The respondents’ remarks reflect their personal positions on the issues and are not the positions of their employers. However, their leadership roles in key organizations help identify them as experts. Following is a representative list of some of the institutions at which respondents work or have affiliations: Google, Microsoft, Cisco Systems, Yahoo, Intel, IBM, Hewlett-Packard, Ericsson Research, Nokia, O’Reilly Media, Verizon Communications, Institute for the Future, Federal Communications Commission, World Wide Web Consortium, Association of Internet Researchers, Internet Society, Institute for the Future, Harvard University, MIT, Yale University, Georgetown University, Oxford Internet Institute, Princeton University, Carnegie-Mellon University, University of Pennsylvania, University of California-Berkeley, Columbia University, University of Southern California, Cornell University, University of North Carolina, Purdue University, Duke University , Syracuse University, New York University, Ohio University, Georgia Institute of Technology, Florida State University, University of Kentucky, University of Texas, University of Maryland, and the University of Illinois.
While many respondents are at the pinnacle of internet leadership, some of the survey respondents are “working in the trenches” of building the Web. Most of the people in this latter segment of responders came to the survey by invitation because they are on the email list of the Pew Internet Project, they responded to notices about the survey on social media sites, or they were invited by the expert invitees. They are not necessarily opinion leaders for their industries or well-known futurists, but it is striking how much their views are distributed in ways that parallel those who are celebrated in the technology field.
While a wide range of opinions from global experts, organizations, and interested institutions was sought, this survey should not be taken as a representative canvassing of internet experts and scholars. By design, this survey was an “opt in,” self-selecting effort. That process does not yield a random, representative sample. The quantitative results are based on a non-random online sample of 1,021 internet experts and other internet users, recruited by email invitation, Twitter, Google+, or Facebook. Since the data are based on a non-random sample, a margin of error cannot be computed, and results are not projectable to any population other than the respondents in this sample.

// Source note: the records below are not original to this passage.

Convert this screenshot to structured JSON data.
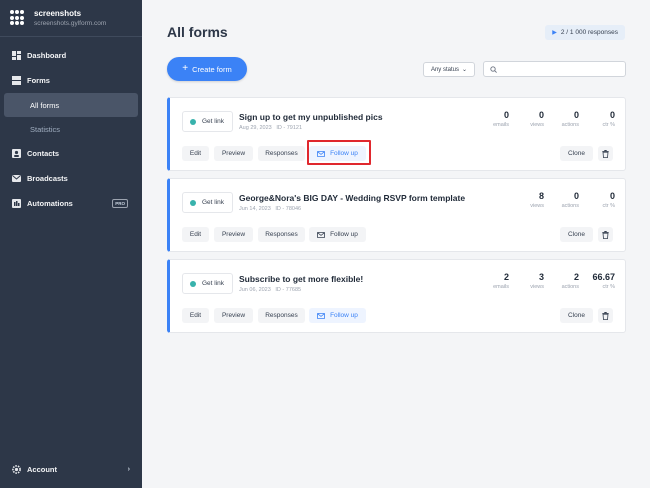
{
  "brand": {
    "title": "screenshots",
    "subtitle": "screenshots.gylform.com"
  },
  "nav": {
    "dashboard": "Dashboard",
    "forms": "Forms",
    "all_forms": "All forms",
    "statistics": "Statistics",
    "contacts": "Contacts",
    "broadcasts": "Broadcasts",
    "automations": "Automations",
    "pro_badge": "PRO",
    "account": "Account"
  },
  "header": {
    "title": "All forms",
    "responses": "2 / 1 000 responses",
    "create_label": "Create form",
    "status_filter": "Any status",
    "search_placeholder": ""
  },
  "card_buttons": {
    "get_link": "Get link",
    "edit": "Edit",
    "preview": "Preview",
    "responses": "Responses",
    "follow_up": "Follow up",
    "clone": "Clone"
  },
  "stat_labels": {
    "emails": "emails",
    "views": "views",
    "actions": "actions",
    "ctr": "ctr %"
  },
  "forms": [
    {
      "title": "Sign up to get my unpublished pics",
      "date": "Aug 29, 2023",
      "id": "ID - 79121",
      "emails": "0",
      "views": "0",
      "actions": "0",
      "ctr": "0"
    },
    {
      "title": "George&Nora's BIG DAY - Wedding RSVP form template",
      "date": "Jun 14, 2023",
      "id": "ID - 78046",
      "emails": "",
      "views": "8",
      "actions": "0",
      "ctr": "0"
    },
    {
      "title": "Subscribe to get more flexible!",
      "date": "Jun 06, 2023",
      "id": "ID - 77685",
      "emails": "2",
      "views": "3",
      "actions": "2",
      "ctr": "66.67"
    }
  ],
  "colors": {
    "accent": "#3b82f6",
    "sidebar": "#2d3748",
    "highlight": "#e0282e",
    "link_dot": "#38b2ac"
  }
}
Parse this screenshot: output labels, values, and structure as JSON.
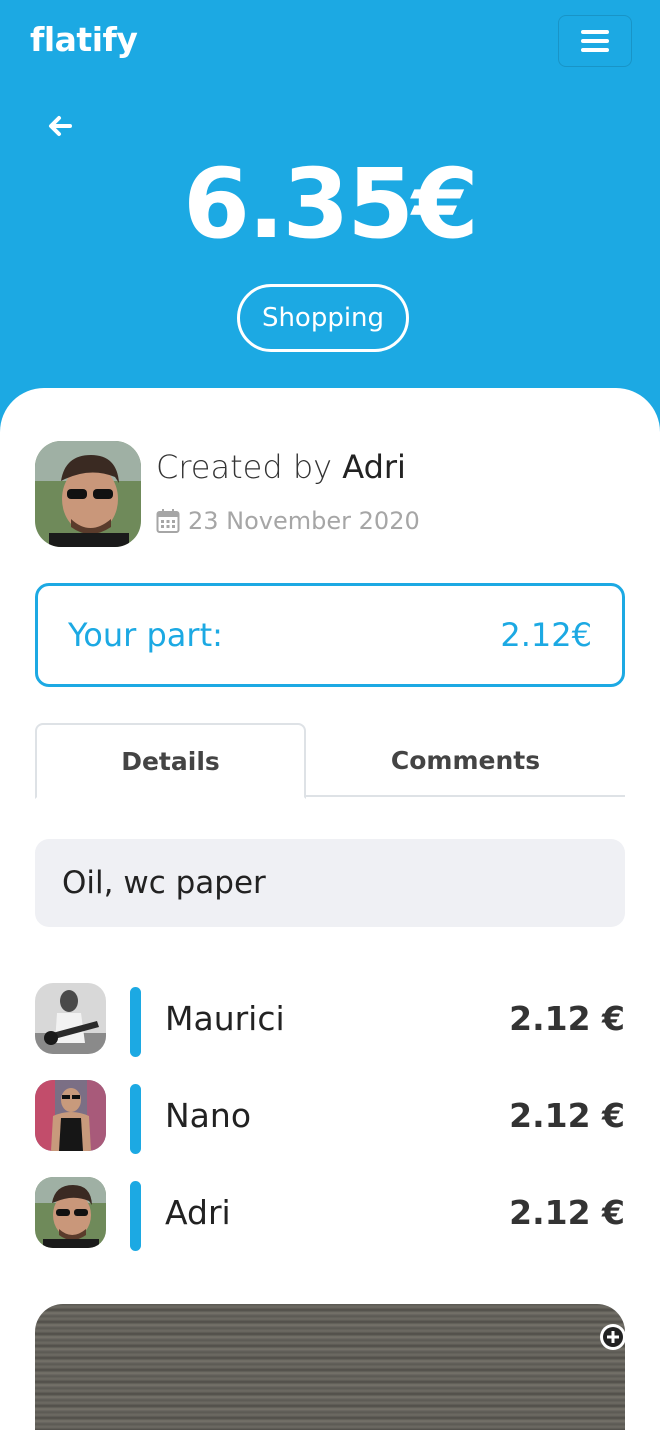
{
  "app": {
    "logo": "flatify"
  },
  "expense": {
    "amount": "6.35€",
    "category": "Shopping",
    "created_prefix": "Created by",
    "creator": "Adri",
    "date": "23 November 2020",
    "your_part_label": "Your part:",
    "your_part_value": "2.12€",
    "description": "Oil, wc paper"
  },
  "tabs": {
    "details": "Details",
    "comments": "Comments"
  },
  "members": [
    {
      "name": "Maurici",
      "amount": "2.12 €"
    },
    {
      "name": "Nano",
      "amount": "2.12 €"
    },
    {
      "name": "Adri",
      "amount": "2.12 €"
    }
  ],
  "icons": {
    "menu": "hamburger-icon",
    "back": "arrow-left-icon",
    "date": "calendar-icon",
    "zoom": "zoom-in-icon"
  },
  "colors": {
    "accent": "#1ca9e3",
    "surface": "#eff0f4"
  }
}
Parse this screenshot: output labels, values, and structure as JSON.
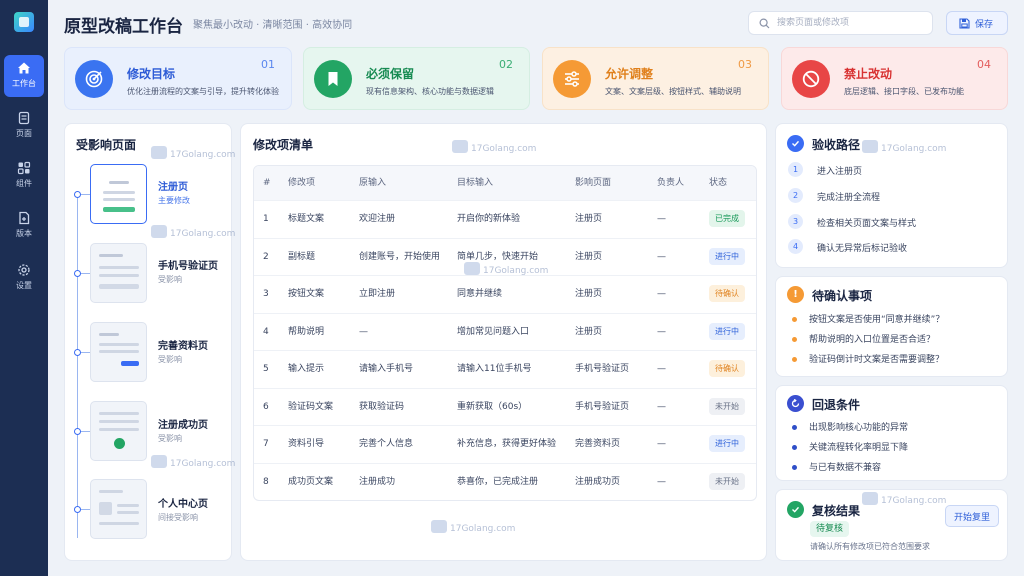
{
  "app": {
    "title": "原型改稿工作台",
    "subtitle": "聚焦最小改动 · 清晰范围 · 高效协同"
  },
  "nav": [
    {
      "label": "工作台",
      "icon": "home-icon",
      "active": true
    },
    {
      "label": "页面",
      "icon": "page-icon"
    },
    {
      "label": "组件",
      "icon": "component-icon"
    },
    {
      "label": "版本",
      "icon": "version-icon"
    },
    {
      "label": "设置",
      "icon": "settings-icon"
    }
  ],
  "search": {
    "placeholder": "搜索页面或修改项",
    "value": ""
  },
  "toolbar": {
    "save_label": "保存"
  },
  "cards": [
    {
      "num": "01",
      "title": "修改目标",
      "desc": "优化注册流程的文案与引导，提升转化体验",
      "icon": "target-icon"
    },
    {
      "num": "02",
      "title": "必须保留",
      "desc": "现有信息架构、核心功能与数据逻辑",
      "icon": "bookmark-icon"
    },
    {
      "num": "03",
      "title": "允许调整",
      "desc": "文案、文案层级、按钮样式、辅助说明",
      "icon": "sliders-icon"
    },
    {
      "num": "04",
      "title": "禁止改动",
      "desc": "底层逻辑、接口字段、已发布功能",
      "icon": "ban-icon"
    }
  ],
  "affected": {
    "title": "受影响页面",
    "items": [
      {
        "name": "注册页",
        "sub": "主要修改"
      },
      {
        "name": "手机号验证页",
        "sub": "受影响"
      },
      {
        "name": "完善资料页",
        "sub": "受影响"
      },
      {
        "name": "注册成功页",
        "sub": "受影响"
      },
      {
        "name": "个人中心页",
        "sub": "间接受影响"
      }
    ]
  },
  "changes": {
    "title": "修改项清单",
    "columns": [
      "#",
      "修改项",
      "原输入",
      "目标输入",
      "影响页面",
      "负责人",
      "状态"
    ],
    "rows": [
      [
        "1",
        "标题文案",
        "欢迎注册",
        "开启你的新体验",
        "注册页",
        "—",
        "已完成"
      ],
      [
        "2",
        "副标题",
        "创建账号，开始使用",
        "简单几步，快速开始",
        "注册页",
        "—",
        "进行中"
      ],
      [
        "3",
        "按钮文案",
        "立即注册",
        "同意并继续",
        "注册页",
        "—",
        "待确认"
      ],
      [
        "4",
        "帮助说明",
        "—",
        "增加常见问题入口",
        "注册页",
        "—",
        "进行中"
      ],
      [
        "5",
        "输入提示",
        "请输入手机号",
        "请输入11位手机号",
        "手机号验证页",
        "—",
        "待确认"
      ],
      [
        "6",
        "验证码文案",
        "获取验证码",
        "重新获取（60s）",
        "手机号验证页",
        "—",
        "未开始"
      ],
      [
        "7",
        "资料引导",
        "完善个人信息",
        "补充信息，获得更好体验",
        "完善资料页",
        "—",
        "进行中"
      ],
      [
        "8",
        "成功页文案",
        "注册成功",
        "恭喜你，已完成注册",
        "注册成功页",
        "—",
        "未开始"
      ]
    ],
    "status_colors": {
      "已完成": {
        "bg": "#e3f5eb",
        "fg": "#1a9a5a"
      },
      "进行中": {
        "bg": "#e6eefd",
        "fg": "#2f62da"
      },
      "待确认": {
        "bg": "#fdf0dc",
        "fg": "#e0821e"
      },
      "未开始": {
        "bg": "#eef0f4",
        "fg": "#6a7388"
      }
    }
  },
  "verify": {
    "title": "验收路径",
    "steps": [
      "进入注册页",
      "完成注册全流程",
      "检查相关页面文案与样式",
      "确认无异常后标记验收"
    ]
  },
  "pending": {
    "title": "待确认事项",
    "items": [
      "按钮文案是否使用“同意并继续”？",
      "帮助说明的入口位置是否合适？",
      "验证码倒计时文案是否需要调整？"
    ]
  },
  "rollback": {
    "title": "回退条件",
    "items": [
      "出现影响核心功能的异常",
      "关键流程转化率明显下降",
      "与已有数据不兼容"
    ]
  },
  "review": {
    "title": "复核结果",
    "status": "待复核",
    "note": "请确认所有修改项已符合范围要求",
    "button": "开始复里"
  },
  "watermark": "17Golang.com",
  "colors": {
    "accent": "#3a6cf4",
    "sidebar": "#1c2e53",
    "success": "#23a564",
    "warning": "#f59a35",
    "danger": "#e84646"
  }
}
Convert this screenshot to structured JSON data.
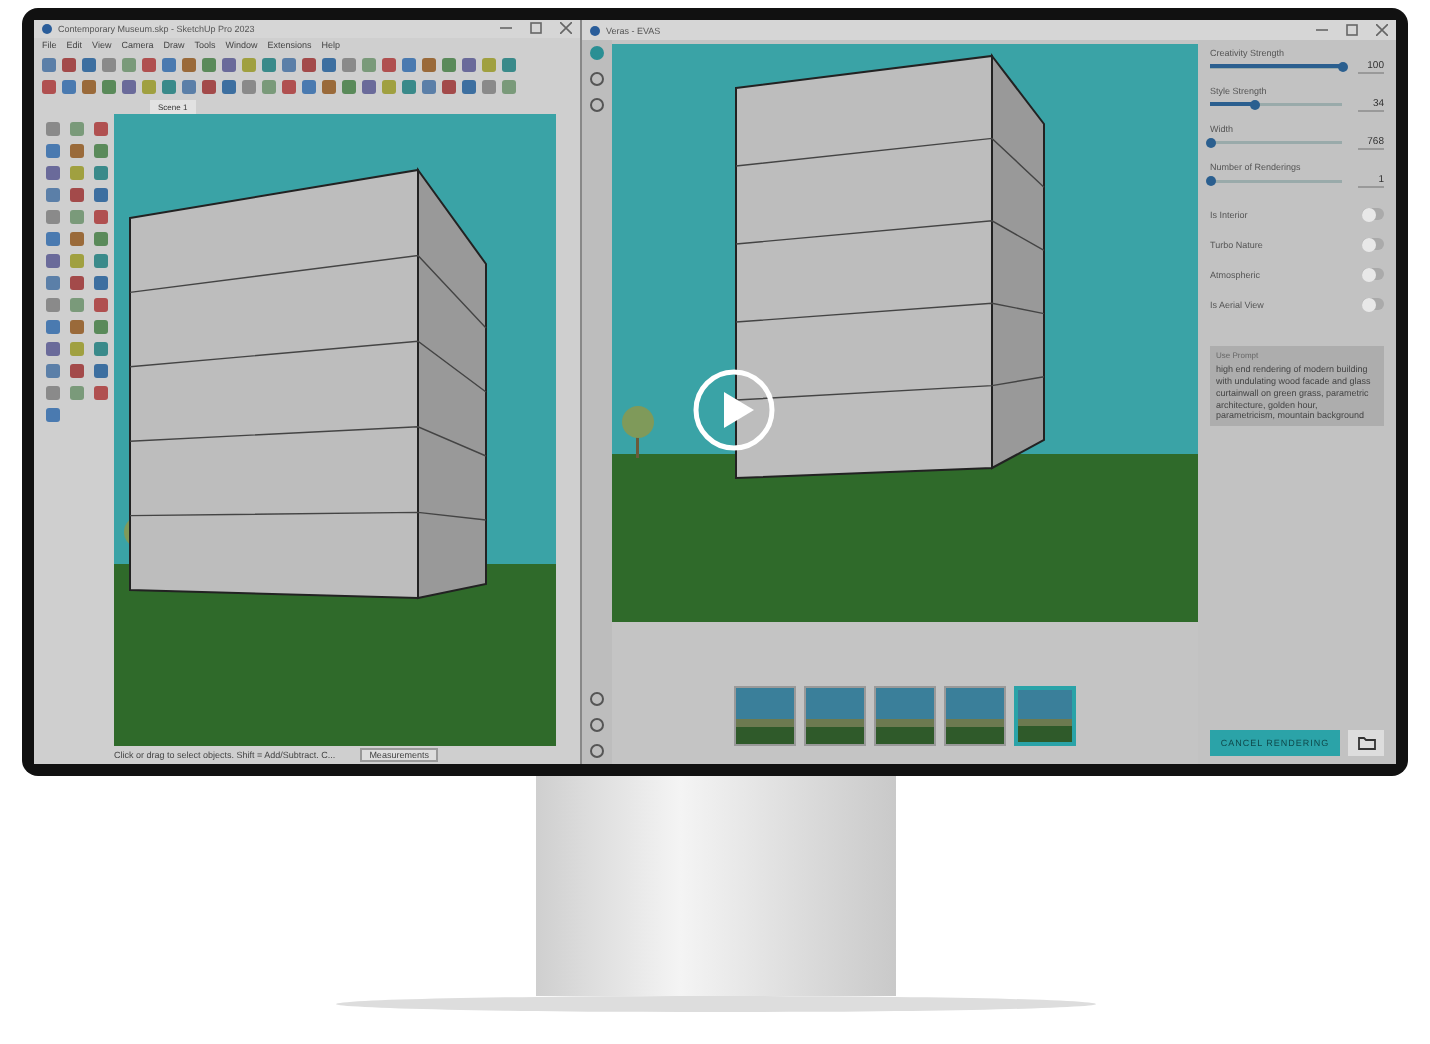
{
  "sketchup": {
    "title": "Contemporary Museum.skp - SketchUp Pro 2023",
    "menu": [
      "File",
      "Edit",
      "View",
      "Camera",
      "Draw",
      "Tools",
      "Window",
      "Extensions",
      "Help"
    ],
    "scene_tab": "Scene 1",
    "status": "Click or drag to select objects. Shift = Add/Subtract. C...",
    "measurements": "Measurements"
  },
  "veras": {
    "title": "Veras - EVAS",
    "sliders": [
      {
        "label": "Creativity Strength",
        "value": "100",
        "level": 1
      },
      {
        "label": "Style Strength",
        "value": "34",
        "level": 0.34
      },
      {
        "label": "Width",
        "value": "768",
        "level": 0
      },
      {
        "label": "Number of Renderings",
        "value": "1",
        "level": 0
      }
    ],
    "toggles": [
      {
        "label": "Is Interior",
        "on": false
      },
      {
        "label": "Turbo Nature",
        "on": false
      },
      {
        "label": "Atmospheric",
        "on": false
      },
      {
        "label": "Is Aerial View",
        "on": false
      }
    ],
    "prompt_label": "Use Prompt",
    "prompt": "high end rendering of modern building with undulating wood facade and glass curtainwall on green grass, parametric architecture, golden hour, parametricism, mountain background",
    "cancel_button": "CANCEL RENDERING",
    "thumbnails": [
      {
        "selected": false
      },
      {
        "selected": false
      },
      {
        "selected": false
      },
      {
        "selected": false
      },
      {
        "selected": true
      }
    ]
  }
}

When asked about their primary workplace, 40% of the survey participants identified themselves as research scientists or as employed by a college or university; 12% said they were employed by a company whose focus is on information technology; 11% said they work at a non-profit organization; 8% said they work at a consulting business, 10% said they work at a company that uses information technology extensively; 5% noted they work for a government agency; 2% said they work for a publication or media company. When asked about their “primary area of internet interest,” 15% identified themselves as research scientists; 11% said they were futurists or consultants; 11% said they were entrepreneurs or business leaders; 11% as authors, editors or journalists; 10% as technology developers or administrators; 6% as advocates or activist users; 5% as legislators, politicians or lawyers; 3% as pioneers or originators; and 28% specified their primary area of interest as “other.”